WORK TO COMPLETE:
Lift out all lines below that contain "data".

EXERCISE MATERIAL:
--- START ---
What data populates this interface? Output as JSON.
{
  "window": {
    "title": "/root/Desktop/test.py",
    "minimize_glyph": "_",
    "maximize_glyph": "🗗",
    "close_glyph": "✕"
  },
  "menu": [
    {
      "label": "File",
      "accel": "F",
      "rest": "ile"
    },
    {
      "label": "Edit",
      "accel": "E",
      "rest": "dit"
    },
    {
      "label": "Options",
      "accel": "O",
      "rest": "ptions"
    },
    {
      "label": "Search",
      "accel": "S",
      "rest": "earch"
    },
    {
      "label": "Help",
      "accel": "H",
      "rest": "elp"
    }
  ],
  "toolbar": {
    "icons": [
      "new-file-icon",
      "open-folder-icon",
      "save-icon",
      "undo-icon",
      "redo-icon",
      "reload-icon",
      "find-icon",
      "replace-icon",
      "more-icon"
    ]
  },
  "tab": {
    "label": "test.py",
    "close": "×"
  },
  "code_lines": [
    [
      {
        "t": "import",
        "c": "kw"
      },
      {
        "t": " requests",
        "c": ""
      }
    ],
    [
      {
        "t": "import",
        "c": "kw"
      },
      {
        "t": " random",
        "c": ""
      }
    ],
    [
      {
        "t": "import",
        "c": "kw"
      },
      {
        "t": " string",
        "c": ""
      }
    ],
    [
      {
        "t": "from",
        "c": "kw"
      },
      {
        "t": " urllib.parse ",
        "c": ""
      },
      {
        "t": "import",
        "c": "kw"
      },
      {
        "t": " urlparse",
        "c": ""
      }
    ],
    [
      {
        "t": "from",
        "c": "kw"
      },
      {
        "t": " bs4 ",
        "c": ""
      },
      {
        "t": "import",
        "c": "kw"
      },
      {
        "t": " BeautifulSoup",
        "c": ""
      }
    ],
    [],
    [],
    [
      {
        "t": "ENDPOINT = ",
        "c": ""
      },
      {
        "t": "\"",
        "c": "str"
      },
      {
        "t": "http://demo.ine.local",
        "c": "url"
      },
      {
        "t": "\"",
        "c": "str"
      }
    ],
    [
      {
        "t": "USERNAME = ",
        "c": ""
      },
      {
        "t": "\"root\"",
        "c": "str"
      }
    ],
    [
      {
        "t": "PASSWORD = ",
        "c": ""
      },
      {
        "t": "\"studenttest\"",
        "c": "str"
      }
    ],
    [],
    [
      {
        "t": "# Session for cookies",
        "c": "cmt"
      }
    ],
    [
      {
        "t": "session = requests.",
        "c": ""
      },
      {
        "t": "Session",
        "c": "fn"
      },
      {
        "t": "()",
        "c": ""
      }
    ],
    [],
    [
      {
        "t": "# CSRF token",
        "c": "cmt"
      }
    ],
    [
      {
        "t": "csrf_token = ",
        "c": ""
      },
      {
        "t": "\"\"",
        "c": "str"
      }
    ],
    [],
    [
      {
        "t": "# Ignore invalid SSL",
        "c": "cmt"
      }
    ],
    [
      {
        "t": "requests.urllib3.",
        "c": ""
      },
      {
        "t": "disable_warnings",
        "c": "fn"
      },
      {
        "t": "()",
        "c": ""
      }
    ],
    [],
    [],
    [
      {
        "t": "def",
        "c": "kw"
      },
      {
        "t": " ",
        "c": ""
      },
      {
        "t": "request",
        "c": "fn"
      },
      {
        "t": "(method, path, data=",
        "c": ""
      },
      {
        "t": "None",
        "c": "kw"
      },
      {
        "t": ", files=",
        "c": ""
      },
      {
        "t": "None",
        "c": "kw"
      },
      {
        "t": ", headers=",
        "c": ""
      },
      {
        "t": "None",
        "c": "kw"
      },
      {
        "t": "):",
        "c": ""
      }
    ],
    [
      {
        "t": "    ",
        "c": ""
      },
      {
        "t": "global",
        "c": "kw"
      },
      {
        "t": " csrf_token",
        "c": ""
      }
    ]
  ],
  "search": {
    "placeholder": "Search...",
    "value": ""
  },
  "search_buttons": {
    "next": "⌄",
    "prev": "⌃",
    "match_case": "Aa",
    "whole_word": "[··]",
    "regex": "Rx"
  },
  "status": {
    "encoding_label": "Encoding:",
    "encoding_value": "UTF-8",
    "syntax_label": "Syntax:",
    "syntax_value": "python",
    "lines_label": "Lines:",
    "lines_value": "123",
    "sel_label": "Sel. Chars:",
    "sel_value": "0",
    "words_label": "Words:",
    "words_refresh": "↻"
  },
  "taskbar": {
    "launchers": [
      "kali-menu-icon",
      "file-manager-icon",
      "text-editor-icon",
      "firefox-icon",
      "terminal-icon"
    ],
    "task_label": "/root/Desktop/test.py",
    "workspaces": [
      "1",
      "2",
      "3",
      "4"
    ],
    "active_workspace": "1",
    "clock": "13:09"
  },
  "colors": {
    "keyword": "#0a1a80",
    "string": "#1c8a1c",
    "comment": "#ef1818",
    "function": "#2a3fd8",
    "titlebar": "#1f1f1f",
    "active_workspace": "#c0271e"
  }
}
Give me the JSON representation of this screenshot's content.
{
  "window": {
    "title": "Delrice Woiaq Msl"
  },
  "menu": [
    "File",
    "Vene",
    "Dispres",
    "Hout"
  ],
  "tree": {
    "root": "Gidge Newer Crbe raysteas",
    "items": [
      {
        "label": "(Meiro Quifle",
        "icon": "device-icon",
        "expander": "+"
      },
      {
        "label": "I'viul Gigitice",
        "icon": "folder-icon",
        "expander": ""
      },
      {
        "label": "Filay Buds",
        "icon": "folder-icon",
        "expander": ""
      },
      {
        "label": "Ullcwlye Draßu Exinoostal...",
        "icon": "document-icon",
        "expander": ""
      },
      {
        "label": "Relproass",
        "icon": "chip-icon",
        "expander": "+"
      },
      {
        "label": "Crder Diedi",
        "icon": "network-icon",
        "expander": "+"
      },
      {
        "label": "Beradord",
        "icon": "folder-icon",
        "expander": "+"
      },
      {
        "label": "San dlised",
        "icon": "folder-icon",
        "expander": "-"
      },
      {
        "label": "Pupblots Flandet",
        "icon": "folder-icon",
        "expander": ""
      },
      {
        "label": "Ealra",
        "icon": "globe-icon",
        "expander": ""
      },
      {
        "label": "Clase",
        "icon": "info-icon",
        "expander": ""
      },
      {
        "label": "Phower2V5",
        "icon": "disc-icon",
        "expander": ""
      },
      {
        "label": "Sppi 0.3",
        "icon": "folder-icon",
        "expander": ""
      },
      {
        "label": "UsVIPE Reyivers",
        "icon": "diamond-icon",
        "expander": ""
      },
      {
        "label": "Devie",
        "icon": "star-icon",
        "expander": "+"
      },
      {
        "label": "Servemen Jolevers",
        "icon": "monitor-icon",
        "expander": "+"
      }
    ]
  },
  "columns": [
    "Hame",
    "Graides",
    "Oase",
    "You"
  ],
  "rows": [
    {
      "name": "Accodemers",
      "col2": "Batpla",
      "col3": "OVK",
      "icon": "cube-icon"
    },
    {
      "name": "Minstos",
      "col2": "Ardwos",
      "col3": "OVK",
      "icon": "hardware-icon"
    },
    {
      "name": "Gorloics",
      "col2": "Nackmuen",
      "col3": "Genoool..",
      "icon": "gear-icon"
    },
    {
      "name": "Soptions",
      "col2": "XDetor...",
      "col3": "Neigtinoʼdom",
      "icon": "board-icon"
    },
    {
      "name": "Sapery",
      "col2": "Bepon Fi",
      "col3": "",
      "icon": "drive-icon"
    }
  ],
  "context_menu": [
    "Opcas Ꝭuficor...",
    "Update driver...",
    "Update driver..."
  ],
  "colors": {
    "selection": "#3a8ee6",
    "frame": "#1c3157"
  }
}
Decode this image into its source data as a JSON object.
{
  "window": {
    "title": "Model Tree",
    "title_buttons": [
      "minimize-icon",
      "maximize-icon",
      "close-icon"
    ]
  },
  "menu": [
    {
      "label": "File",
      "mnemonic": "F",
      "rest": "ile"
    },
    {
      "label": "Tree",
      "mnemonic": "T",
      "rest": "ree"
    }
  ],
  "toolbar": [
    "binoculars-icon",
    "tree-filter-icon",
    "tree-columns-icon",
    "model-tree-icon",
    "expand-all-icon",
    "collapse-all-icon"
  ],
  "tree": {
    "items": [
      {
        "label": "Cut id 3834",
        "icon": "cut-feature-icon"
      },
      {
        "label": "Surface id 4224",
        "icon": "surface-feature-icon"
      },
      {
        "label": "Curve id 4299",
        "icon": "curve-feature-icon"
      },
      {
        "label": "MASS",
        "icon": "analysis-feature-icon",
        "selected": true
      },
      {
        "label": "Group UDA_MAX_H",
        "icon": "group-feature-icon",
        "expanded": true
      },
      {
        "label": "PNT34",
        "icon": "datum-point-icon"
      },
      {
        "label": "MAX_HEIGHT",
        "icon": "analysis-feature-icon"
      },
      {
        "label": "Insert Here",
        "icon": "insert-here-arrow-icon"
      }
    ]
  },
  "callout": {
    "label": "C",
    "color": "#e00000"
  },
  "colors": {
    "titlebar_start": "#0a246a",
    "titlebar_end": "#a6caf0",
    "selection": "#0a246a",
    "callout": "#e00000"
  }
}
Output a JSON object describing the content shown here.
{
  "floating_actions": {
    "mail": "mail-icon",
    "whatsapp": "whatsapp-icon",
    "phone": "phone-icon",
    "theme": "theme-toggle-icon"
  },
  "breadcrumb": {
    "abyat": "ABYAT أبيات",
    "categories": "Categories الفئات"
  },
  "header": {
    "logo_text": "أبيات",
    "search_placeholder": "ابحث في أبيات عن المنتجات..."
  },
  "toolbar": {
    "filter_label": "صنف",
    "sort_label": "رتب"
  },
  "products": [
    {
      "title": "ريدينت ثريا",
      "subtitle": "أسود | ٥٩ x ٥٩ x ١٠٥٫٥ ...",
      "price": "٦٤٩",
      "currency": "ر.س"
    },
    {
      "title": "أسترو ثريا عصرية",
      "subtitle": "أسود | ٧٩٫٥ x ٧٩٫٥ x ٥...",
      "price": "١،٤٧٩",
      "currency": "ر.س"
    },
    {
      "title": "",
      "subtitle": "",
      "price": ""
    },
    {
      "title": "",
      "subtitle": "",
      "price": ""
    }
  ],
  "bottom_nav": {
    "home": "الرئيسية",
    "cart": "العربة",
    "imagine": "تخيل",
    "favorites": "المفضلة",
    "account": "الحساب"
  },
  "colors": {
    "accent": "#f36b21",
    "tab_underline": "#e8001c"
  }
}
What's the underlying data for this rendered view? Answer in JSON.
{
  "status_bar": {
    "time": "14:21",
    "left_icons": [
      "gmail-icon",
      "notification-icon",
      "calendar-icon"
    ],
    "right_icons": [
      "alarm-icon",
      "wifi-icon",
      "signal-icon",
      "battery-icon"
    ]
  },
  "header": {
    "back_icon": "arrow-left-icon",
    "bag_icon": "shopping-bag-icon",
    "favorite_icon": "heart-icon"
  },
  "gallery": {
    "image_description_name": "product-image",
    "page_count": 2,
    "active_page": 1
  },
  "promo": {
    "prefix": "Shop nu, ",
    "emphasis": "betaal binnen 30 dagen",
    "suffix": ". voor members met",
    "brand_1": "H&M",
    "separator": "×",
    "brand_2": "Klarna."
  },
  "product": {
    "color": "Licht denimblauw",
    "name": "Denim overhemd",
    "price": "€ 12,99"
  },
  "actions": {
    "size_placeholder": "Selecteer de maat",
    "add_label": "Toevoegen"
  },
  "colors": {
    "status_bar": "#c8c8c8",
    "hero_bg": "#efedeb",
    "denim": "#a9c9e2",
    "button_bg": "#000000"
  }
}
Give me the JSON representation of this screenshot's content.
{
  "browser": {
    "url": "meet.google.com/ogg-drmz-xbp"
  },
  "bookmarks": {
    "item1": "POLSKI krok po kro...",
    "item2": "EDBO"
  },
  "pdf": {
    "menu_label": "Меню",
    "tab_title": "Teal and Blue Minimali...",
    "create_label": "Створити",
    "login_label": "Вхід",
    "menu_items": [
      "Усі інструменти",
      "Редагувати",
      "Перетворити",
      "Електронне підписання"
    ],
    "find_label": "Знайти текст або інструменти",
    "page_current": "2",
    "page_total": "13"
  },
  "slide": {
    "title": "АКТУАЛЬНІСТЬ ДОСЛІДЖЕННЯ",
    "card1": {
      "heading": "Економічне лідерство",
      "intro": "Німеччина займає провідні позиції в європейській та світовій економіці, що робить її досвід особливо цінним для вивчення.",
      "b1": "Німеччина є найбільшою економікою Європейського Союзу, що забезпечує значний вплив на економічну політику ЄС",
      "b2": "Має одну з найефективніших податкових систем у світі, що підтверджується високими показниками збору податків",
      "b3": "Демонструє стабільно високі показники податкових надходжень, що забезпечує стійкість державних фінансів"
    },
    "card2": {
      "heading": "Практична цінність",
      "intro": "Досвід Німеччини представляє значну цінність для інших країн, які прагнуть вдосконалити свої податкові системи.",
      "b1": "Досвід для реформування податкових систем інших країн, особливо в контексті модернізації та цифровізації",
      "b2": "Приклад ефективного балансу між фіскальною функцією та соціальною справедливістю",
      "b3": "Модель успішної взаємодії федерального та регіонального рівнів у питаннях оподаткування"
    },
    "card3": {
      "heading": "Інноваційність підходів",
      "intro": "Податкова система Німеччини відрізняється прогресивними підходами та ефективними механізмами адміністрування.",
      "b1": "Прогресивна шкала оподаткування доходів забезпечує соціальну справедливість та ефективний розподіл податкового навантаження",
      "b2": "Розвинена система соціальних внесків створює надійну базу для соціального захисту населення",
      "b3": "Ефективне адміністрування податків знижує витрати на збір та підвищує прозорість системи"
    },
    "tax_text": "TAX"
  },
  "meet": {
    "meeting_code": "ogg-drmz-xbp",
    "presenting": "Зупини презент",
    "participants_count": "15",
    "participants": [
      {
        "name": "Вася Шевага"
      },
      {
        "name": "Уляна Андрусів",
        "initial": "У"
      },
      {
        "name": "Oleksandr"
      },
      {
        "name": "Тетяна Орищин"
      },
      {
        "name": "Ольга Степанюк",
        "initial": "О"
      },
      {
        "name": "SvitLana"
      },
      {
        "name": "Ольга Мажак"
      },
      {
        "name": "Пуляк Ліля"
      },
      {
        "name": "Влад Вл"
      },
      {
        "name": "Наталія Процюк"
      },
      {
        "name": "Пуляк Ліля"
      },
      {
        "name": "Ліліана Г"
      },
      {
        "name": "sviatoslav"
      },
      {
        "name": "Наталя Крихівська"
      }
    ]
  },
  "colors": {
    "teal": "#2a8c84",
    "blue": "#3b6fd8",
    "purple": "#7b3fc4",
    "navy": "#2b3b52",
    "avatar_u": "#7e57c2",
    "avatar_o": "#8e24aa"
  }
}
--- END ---
OUTPUT OF THE EXERCISE:
What data populates this interface? Output as JSON.
        "t": "(method, path, data=",
Decode this image into its source data as a JSON object.
What's the underlying data for this rendered view? Answer in JSON.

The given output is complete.